Nonetheless, I have resolved to be a bit more focussed in what I choose to do in my non-work time.  As with my writing projects, I won’t start any more until I’ve finished at least some of those I have underway, and I’ll try to work steadily on one instead of floating from UFO to UFO.  And I won’t feel guilty for not being able to do everything, which should make what I am doing more enjoyable.

The problem is that I tend to be a bit ambitious in what I can achieve, so my projects often take a long time, even once you take the distraction and procrastination into account.  But not always!  Having decided a couple of weeks ago to make myself a more permanent eye-swathe, I got straight down to the job with a fat quarter (in black and gold) and my sewing machine (also in black and gold).

Singer sewing machine

I used it last Monday (the swathe, not the machine) and achieved about 2,400 words (estimating 200 words on each of 12 pages and not wishing to count them all by hand).  More to come tomorrow, when trouble catches up with our heroine, an unexpected enchantment intervenes, and she uses up her last lifeline.

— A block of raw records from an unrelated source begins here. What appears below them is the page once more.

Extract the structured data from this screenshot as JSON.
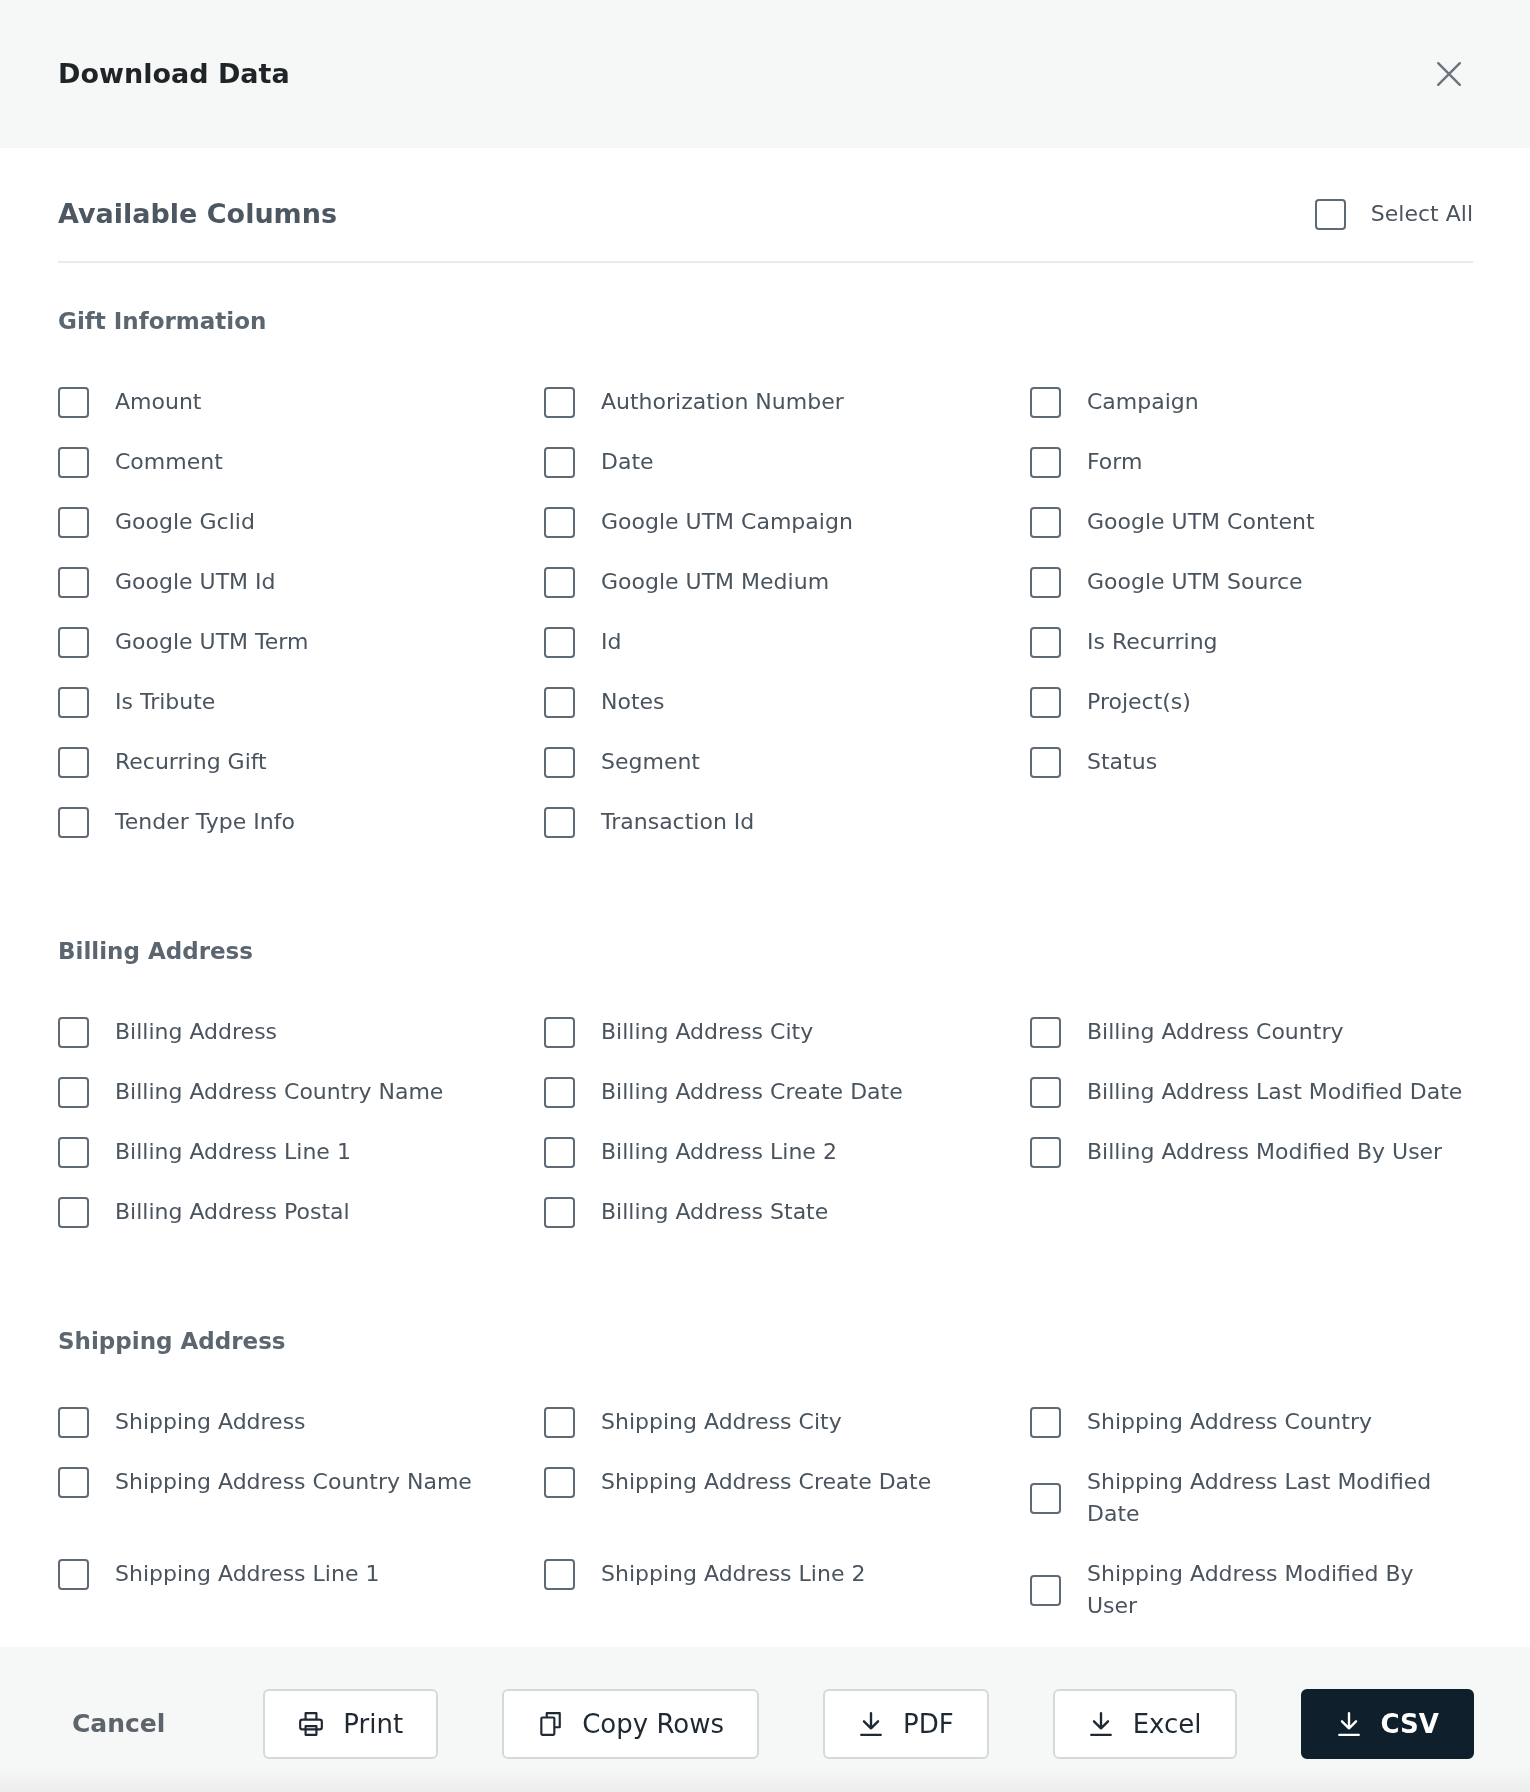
{
  "dialog": {
    "title": "Download Data"
  },
  "columns_panel": {
    "title": "Available Columns",
    "select_all": {
      "label": "Select All",
      "checked": false
    }
  },
  "sections": [
    {
      "title": "Gift Information",
      "options": [
        {
          "label": "Amount",
          "checked": false
        },
        {
          "label": "Authorization Number",
          "checked": false
        },
        {
          "label": "Campaign",
          "checked": false
        },
        {
          "label": "Comment",
          "checked": false
        },
        {
          "label": "Date",
          "checked": false
        },
        {
          "label": "Form",
          "checked": false
        },
        {
          "label": "Google Gclid",
          "checked": false
        },
        {
          "label": "Google UTM Campaign",
          "checked": false
        },
        {
          "label": "Google UTM Content",
          "checked": false
        },
        {
          "label": "Google UTM Id",
          "checked": false
        },
        {
          "label": "Google UTM Medium",
          "checked": false
        },
        {
          "label": "Google UTM Source",
          "checked": false
        },
        {
          "label": "Google UTM Term",
          "checked": false
        },
        {
          "label": "Id",
          "checked": false
        },
        {
          "label": "Is Recurring",
          "checked": false
        },
        {
          "label": "Is Tribute",
          "checked": false
        },
        {
          "label": "Notes",
          "checked": false
        },
        {
          "label": "Project(s)",
          "checked": false
        },
        {
          "label": "Recurring Gift",
          "checked": false
        },
        {
          "label": "Segment",
          "checked": false
        },
        {
          "label": "Status",
          "checked": false
        },
        {
          "label": "Tender Type Info",
          "checked": false
        },
        {
          "label": "Transaction Id",
          "checked": false
        }
      ]
    },
    {
      "title": "Billing Address",
      "options": [
        {
          "label": "Billing Address",
          "checked": false
        },
        {
          "label": "Billing Address City",
          "checked": false
        },
        {
          "label": "Billing Address Country",
          "checked": false
        },
        {
          "label": "Billing Address Country Name",
          "checked": false
        },
        {
          "label": "Billing Address Create Date",
          "checked": false
        },
        {
          "label": "Billing Address Last Modified Date",
          "checked": false
        },
        {
          "label": "Billing Address Line 1",
          "checked": false
        },
        {
          "label": "Billing Address Line 2",
          "checked": false
        },
        {
          "label": "Billing Address Modified By User",
          "checked": false
        },
        {
          "label": "Billing Address Postal",
          "checked": false
        },
        {
          "label": "Billing Address State",
          "checked": false
        }
      ]
    },
    {
      "title": "Shipping Address",
      "options": [
        {
          "label": "Shipping Address",
          "checked": false
        },
        {
          "label": "Shipping Address City",
          "checked": false
        },
        {
          "label": "Shipping Address Country",
          "checked": false
        },
        {
          "label": "Shipping Address Country Name",
          "checked": false
        },
        {
          "label": "Shipping Address Create Date",
          "checked": false
        },
        {
          "label": "Shipping Address Last Modified Date",
          "checked": false
        },
        {
          "label": "Shipping Address Line 1",
          "checked": false
        },
        {
          "label": "Shipping Address Line 2",
          "checked": false
        },
        {
          "label": "Shipping Address Modified By User",
          "checked": false
        }
      ]
    }
  ],
  "footer": {
    "buttons": [
      {
        "label": "Cancel",
        "kind": "cancel"
      },
      {
        "label": "Print",
        "kind": "print"
      },
      {
        "label": "Copy Rows",
        "kind": "copy"
      },
      {
        "label": "PDF",
        "kind": "download"
      },
      {
        "label": "Excel",
        "kind": "download"
      },
      {
        "label": "CSV",
        "kind": "primary"
      }
    ]
  }
}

It’s a public holiday here in New Zealand tomorrow: Labour Day.  Which I shall celebrate by labouring at my chosen profession, instead of the one that feeds me.  It always struck me as strange that we celebrated Labour Day by not labouring.  Very illogical.  As usual, I’ll let you know how I go.

In other news, Tim Makarios of Ideophilus is seeking pledges to fund a Creative Commons audiobook of G.K. Chesterton’s The Everlasting Man.  Details here, including where you can find a sample of his reading voice – very easy on the ear!  Stop by if you’re a fan of G.K. Chesterton, C.S. Lewis (who recommended the book) or Creative Commons works generally.

Until next week, dear readers!
Sinistra Inksteyne hand250